How can you, as a pioneer, compete with a newcomer that benefits not only from your lessons learned, but from the ability to possibly raise more money than yourself on the basis of the business model that your team has already proven is commercially viable? Whether B2C, B2B, or B2G, one good answer is Branding. It’s true that the best brands are built over substantial time, but there are things that start-ups can do to ensure the marketplace and investors understand that being first can mean that your team, your company and your offerings are better than followers’. Branding is becoming an increasingly important part of any start-up’s survival, and should not be overlooked by small entrepreneurial teams focused on going to market with MVP’s** and achieving market validation.
While I am not a Brand Manager, my instincts on branding have been validated. Future posts will elaborate.

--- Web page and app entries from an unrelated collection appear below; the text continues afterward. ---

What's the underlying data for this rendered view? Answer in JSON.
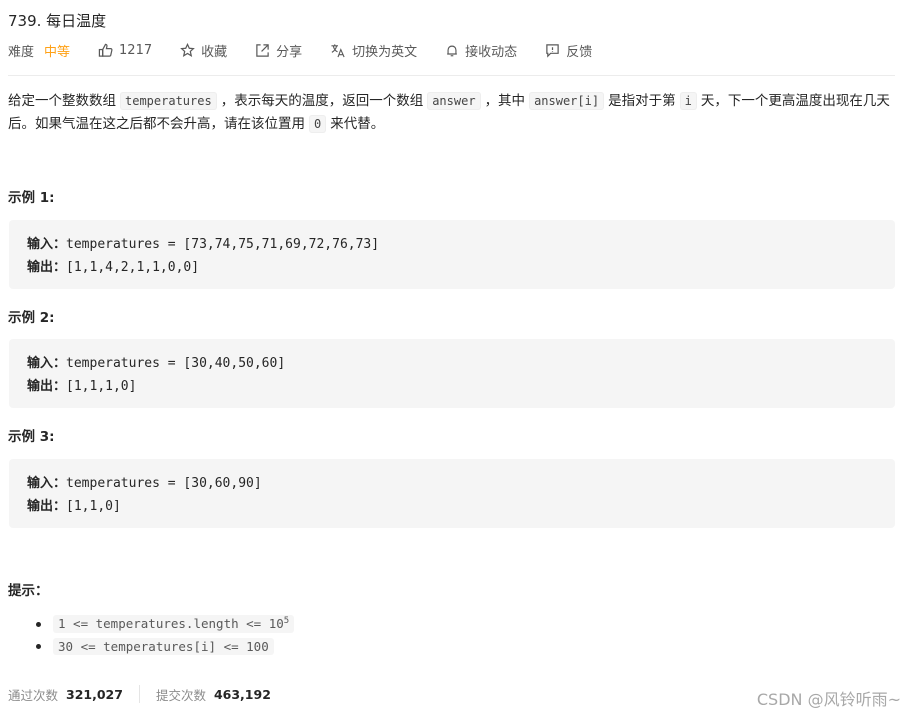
{
  "problem": {
    "title": "739. 每日温度",
    "difficulty_label": "难度",
    "difficulty_value": "中等",
    "likes": "1217",
    "favorite": "收藏",
    "share": "分享",
    "switch_lang": "切换为英文",
    "notify": "接收动态",
    "feedback": "反馈"
  },
  "description": {
    "p1": "给定一个整数数组",
    "c1": "temperatures",
    "p2": "，表示每天的温度，返回一个数组",
    "c2": "answer",
    "p3": "，其中",
    "c3": "answer[i]",
    "p4": "是指对于第",
    "c4": "i",
    "p5": "天，下一个更高温度出现在几天后。如果气温在这之后都不会升高，请在该位置用",
    "c5": "0",
    "p6": "来代替。"
  },
  "examples": [
    {
      "title": "示例 1:",
      "input_label": "输入：",
      "input": "temperatures = [73,74,75,71,69,72,76,73]",
      "output_label": "输出：",
      "output": "[1,1,4,2,1,1,0,0]"
    },
    {
      "title": "示例 2:",
      "input_label": "输入：",
      "input": "temperatures = [30,40,50,60]",
      "output_label": "输出：",
      "output": "[1,1,1,0]"
    },
    {
      "title": "示例 3:",
      "input_label": "输入：",
      "input": "temperatures = [30,60,90]",
      "output_label": "输出：",
      "output": "[1,1,0]"
    }
  ],
  "hints": {
    "title": "提示：",
    "h1": "1 <=  temperatures.length <= 10",
    "h1_sup": "5",
    "h2": "30 <=  temperatures[i]  <= 100"
  },
  "stats": {
    "accepted_label": "通过次数",
    "accepted": "321,027",
    "submitted_label": "提交次数",
    "submitted": "463,192"
  },
  "watermark": "CSDN @风铃听雨~",
  "colors": {
    "difficulty_medium": "#ffa116"
  }
}
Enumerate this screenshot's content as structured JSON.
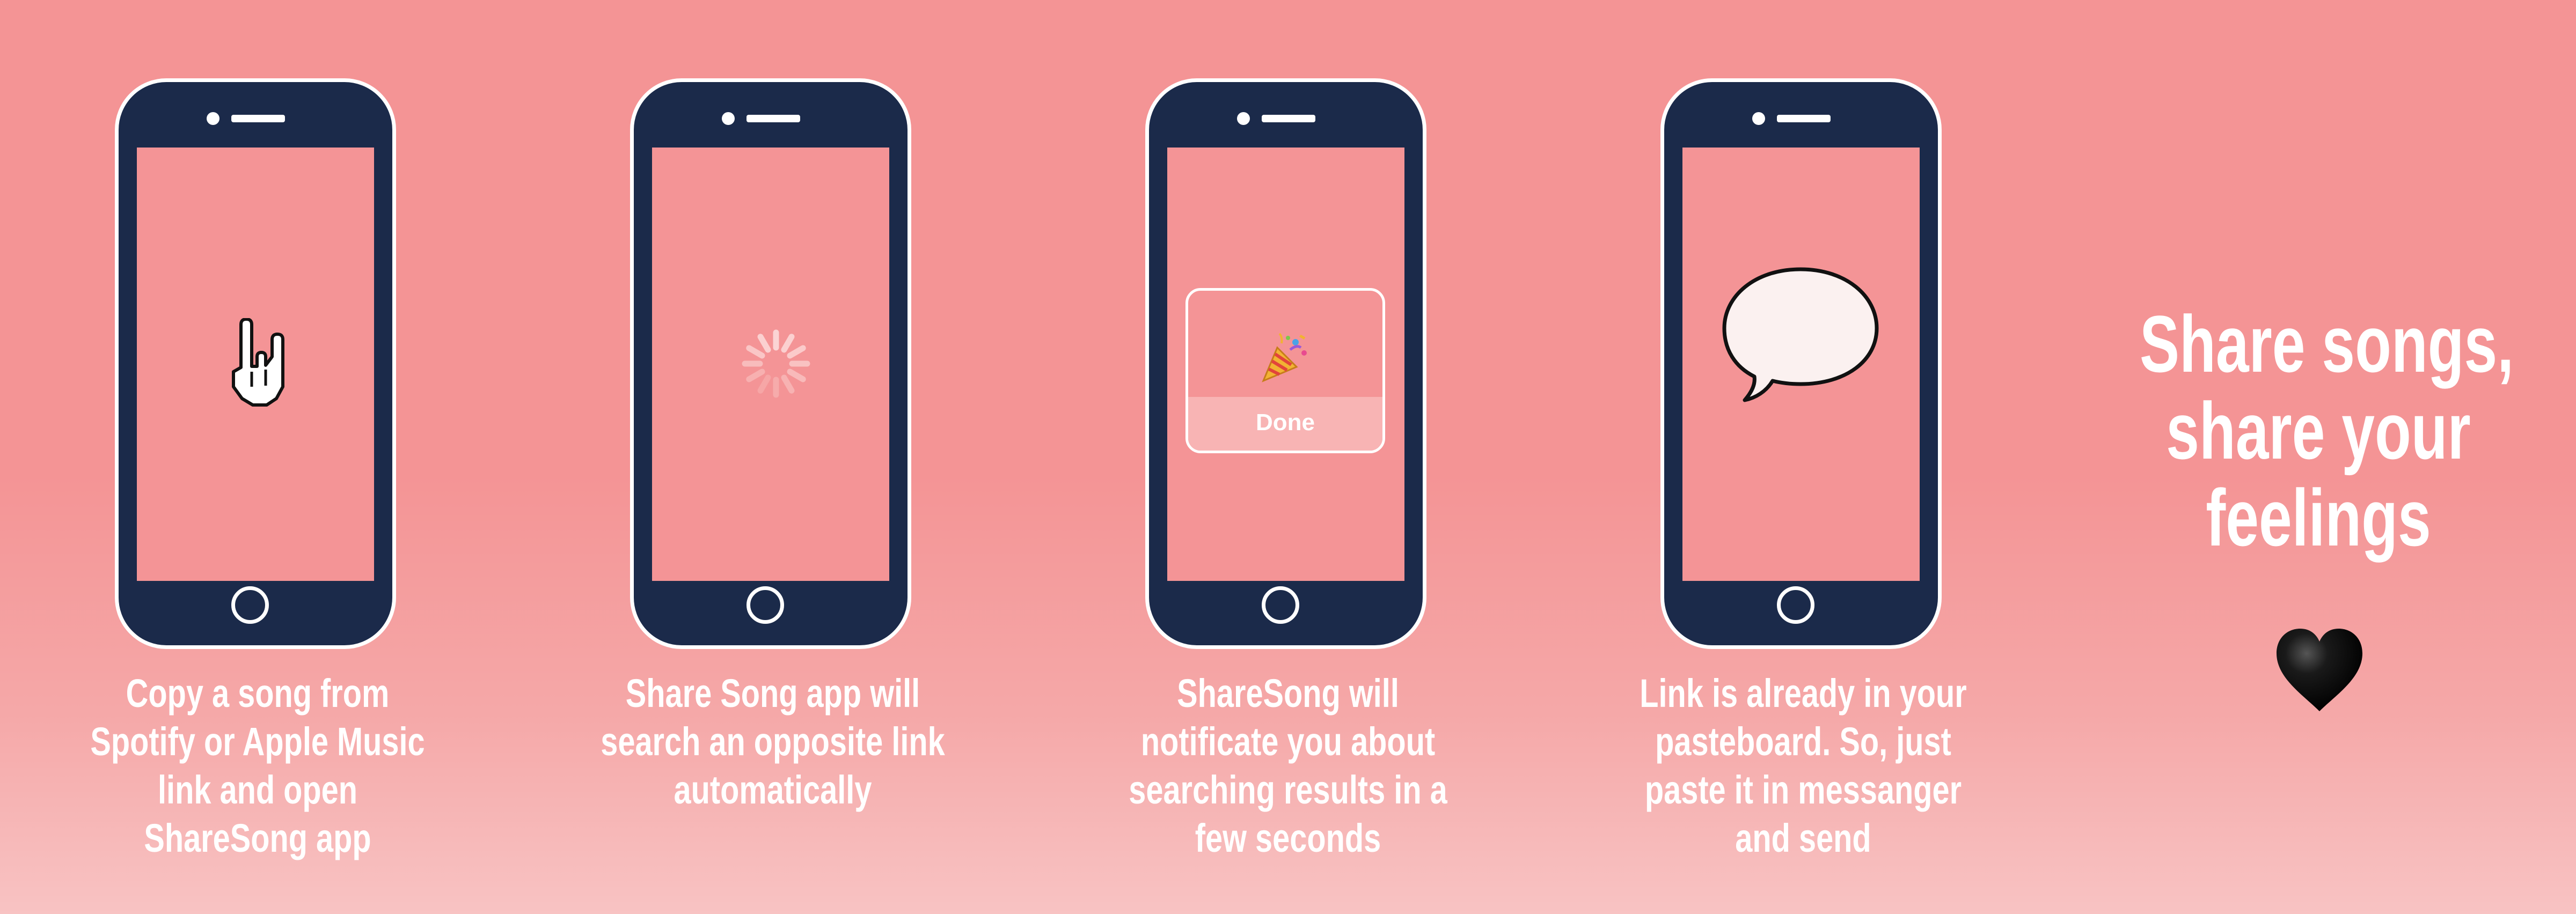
{
  "steps": [
    {
      "icon": "rock-hand-cursor-icon",
      "caption": [
        "Copy a song  from",
        "Spotify or Apple Music",
        "link and open",
        "ShareSong app"
      ]
    },
    {
      "icon": "loading-spinner-icon",
      "caption": [
        "Share Song app will",
        "search an opposite link",
        "automatically"
      ]
    },
    {
      "icon": "party-popper-icon",
      "dialog_button": "Done",
      "caption": [
        "ShareSong will",
        "notificate you about",
        "searching results in a",
        "few seconds"
      ]
    },
    {
      "icon": "speech-bubble-icon",
      "caption": [
        "Link is already in your",
        "pasteboard. So, just",
        "paste it in messanger",
        "and send"
      ]
    }
  ],
  "tagline": [
    "Share songs,",
    "share your",
    "feelings"
  ],
  "tagline_icon": "black-heart-icon",
  "colors": {
    "background": "#f49495",
    "phone_body": "#1b2a4a",
    "screen": "#f49496",
    "text": "#ffffff"
  }
}
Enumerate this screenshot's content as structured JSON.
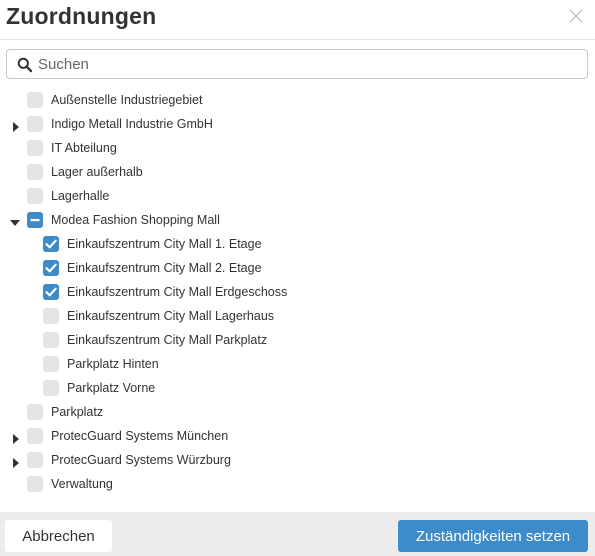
{
  "dialog": {
    "title": "Zuordnungen",
    "close_icon": "close-icon"
  },
  "search": {
    "placeholder": "Suchen",
    "value": "",
    "icon": "search-icon"
  },
  "tree": [
    {
      "label": "Außenstelle Industriegebiet",
      "level": 0,
      "expander": "none",
      "state": "unchecked"
    },
    {
      "label": "Indigo Metall Industrie GmbH",
      "level": 0,
      "expander": "collapsed",
      "state": "unchecked"
    },
    {
      "label": "IT Abteilung",
      "level": 0,
      "expander": "none",
      "state": "unchecked"
    },
    {
      "label": "Lager außerhalb",
      "level": 0,
      "expander": "none",
      "state": "unchecked"
    },
    {
      "label": "Lagerhalle",
      "level": 0,
      "expander": "none",
      "state": "unchecked"
    },
    {
      "label": "Modea Fashion Shopping Mall",
      "level": 0,
      "expander": "expanded",
      "state": "partial"
    },
    {
      "label": "Einkaufszentrum City Mall 1. Etage",
      "level": 1,
      "expander": "none",
      "state": "checked"
    },
    {
      "label": "Einkaufszentrum City Mall 2. Etage",
      "level": 1,
      "expander": "none",
      "state": "checked"
    },
    {
      "label": "Einkaufszentrum City Mall Erdgeschoss",
      "level": 1,
      "expander": "none",
      "state": "checked"
    },
    {
      "label": "Einkaufszentrum City Mall Lagerhaus",
      "level": 1,
      "expander": "none",
      "state": "unchecked"
    },
    {
      "label": "Einkaufszentrum City Mall Parkplatz",
      "level": 1,
      "expander": "none",
      "state": "unchecked"
    },
    {
      "label": "Parkplatz Hinten",
      "level": 1,
      "expander": "none",
      "state": "unchecked"
    },
    {
      "label": "Parkplatz Vorne",
      "level": 1,
      "expander": "none",
      "state": "unchecked"
    },
    {
      "label": "Parkplatz",
      "level": 0,
      "expander": "none",
      "state": "unchecked"
    },
    {
      "label": "ProtecGuard Systems München",
      "level": 0,
      "expander": "collapsed",
      "state": "unchecked"
    },
    {
      "label": "ProtecGuard Systems Würzburg",
      "level": 0,
      "expander": "collapsed",
      "state": "unchecked"
    },
    {
      "label": "Verwaltung",
      "level": 0,
      "expander": "none",
      "state": "unchecked"
    }
  ],
  "footer": {
    "cancel_label": "Abbrechen",
    "submit_label": "Zuständigkeiten setzen"
  },
  "colors": {
    "accent": "#3d8bc9",
    "checkbox_unchecked": "#e4e4e4",
    "footer_background": "#ececec",
    "text": "#333333"
  }
}
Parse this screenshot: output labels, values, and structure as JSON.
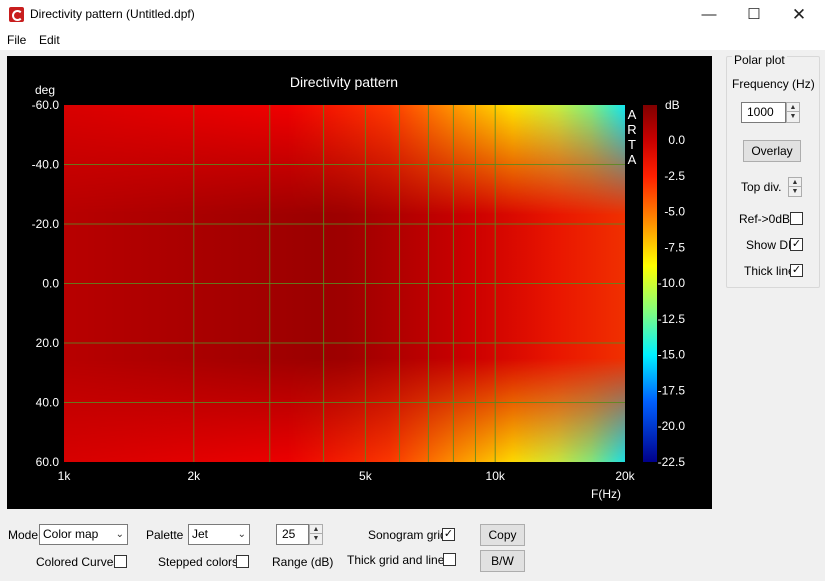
{
  "window": {
    "title": "Directivity pattern (Untitled.dpf)"
  },
  "menu": {
    "file": "File",
    "edit": "Edit"
  },
  "chart": {
    "title": "Directivity pattern",
    "y_unit": "deg",
    "x_unit": "F(Hz)",
    "y_ticks": [
      "-60.0",
      "-40.0",
      "-20.0",
      "0.0",
      "20.0",
      "40.0",
      "60.0"
    ],
    "x_ticks": [
      "1k",
      "2k",
      "5k",
      "10k",
      "20k"
    ],
    "watermark": [
      "A",
      "R",
      "T",
      "A"
    ],
    "colorbar_unit": "dB",
    "colorbar_ticks": [
      "0.0",
      "-2.5",
      "-5.0",
      "-7.5",
      "-10.0",
      "-12.5",
      "-15.0",
      "-17.5",
      "-20.0",
      "-22.5"
    ]
  },
  "chart_data": {
    "type": "heatmap",
    "title": "Directivity pattern",
    "xlabel": "F(Hz)",
    "ylabel": "deg",
    "x_scale": "log",
    "xlim": [
      1000,
      20000
    ],
    "ylim": [
      -60,
      60
    ],
    "x_ticks": [
      1000,
      2000,
      5000,
      10000,
      20000
    ],
    "y_ticks": [
      -60,
      -40,
      -20,
      0,
      20,
      40,
      60
    ],
    "colorbar": {
      "unit": "dB",
      "range": [
        -22.5,
        2.5
      ],
      "palette": "Jet"
    },
    "frequencies_hz": [
      1000,
      2000,
      3000,
      5000,
      7000,
      10000,
      12000,
      15000,
      20000
    ],
    "angles_deg": [
      -60,
      -45,
      -30,
      -15,
      0,
      15,
      30,
      45,
      60
    ],
    "values_db": [
      [
        -1.0,
        -1.5,
        -2.0,
        -3.0,
        -4.5,
        -6.5,
        -8.5,
        -10.5,
        -12.5
      ],
      [
        -0.8,
        -1.0,
        -1.5,
        -2.0,
        -3.0,
        -4.5,
        -5.5,
        -6.5,
        -8.0
      ],
      [
        -0.3,
        -0.5,
        -0.8,
        -1.0,
        -1.5,
        -2.3,
        -3.0,
        -3.5,
        -4.5
      ],
      [
        0.2,
        0.3,
        0.3,
        0.3,
        0.0,
        -0.5,
        -1.0,
        -1.5,
        -2.0
      ],
      [
        0.5,
        0.6,
        0.7,
        0.7,
        0.6,
        0.5,
        0.2,
        -0.5,
        -1.0
      ],
      [
        0.2,
        0.3,
        0.3,
        0.3,
        0.0,
        -0.5,
        -1.0,
        -1.5,
        -2.0
      ],
      [
        -0.3,
        -0.5,
        -0.8,
        -1.0,
        -1.5,
        -2.3,
        -3.0,
        -3.5,
        -4.5
      ],
      [
        -0.8,
        -1.0,
        -1.5,
        -2.0,
        -3.0,
        -4.5,
        -5.5,
        -6.5,
        -8.0
      ],
      [
        -1.0,
        -1.5,
        -2.0,
        -3.0,
        -4.5,
        -6.5,
        -8.5,
        -10.5,
        -12.5
      ]
    ]
  },
  "polar": {
    "group_title": "Polar plot",
    "frequency_label": "Frequency (Hz)",
    "frequency_value": "1000",
    "overlay_label": "Overlay",
    "top_div_label": "Top div.",
    "ref_label": "Ref->0dB",
    "ref_checked": false,
    "show_di_label": "Show DI",
    "show_di_checked": true,
    "thick_line_label": "Thick line",
    "thick_line_checked": true
  },
  "bottom": {
    "mode_label": "Mode",
    "mode_value": "Color map",
    "palette_label": "Palette",
    "palette_value": "Jet",
    "range_value": "25",
    "range_label": "Range (dB)",
    "sonogram_grid_label": "Sonogram grid",
    "sonogram_grid_checked": true,
    "copy_label": "Copy",
    "colored_curves_label": "Colored Curves",
    "colored_curves_checked": false,
    "stepped_colors_label": "Stepped colors",
    "stepped_colors_checked": false,
    "thick_grid_label": "Thick grid and  lines",
    "thick_grid_checked": false,
    "bw_label": "B/W"
  },
  "icons": {
    "app": "arta-app-icon",
    "minimize": "minimize-icon",
    "maximize": "maximize-icon",
    "close": "close-icon",
    "checkmark": "checkmark-icon",
    "caret": "chevron-down-icon",
    "spin_up": "spin-up-icon",
    "spin_down": "spin-down-icon"
  }
}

*Moore’s Law is a widely held rule of thumb that integrated circuits double in performance every 18 months.
**MVP refers to Minimum Viable Product, i.e., the concept that to be the best pioneer one must go to market with an imperfect but viable product in order to gain market share and lessons learned as the “perfect product” is developed.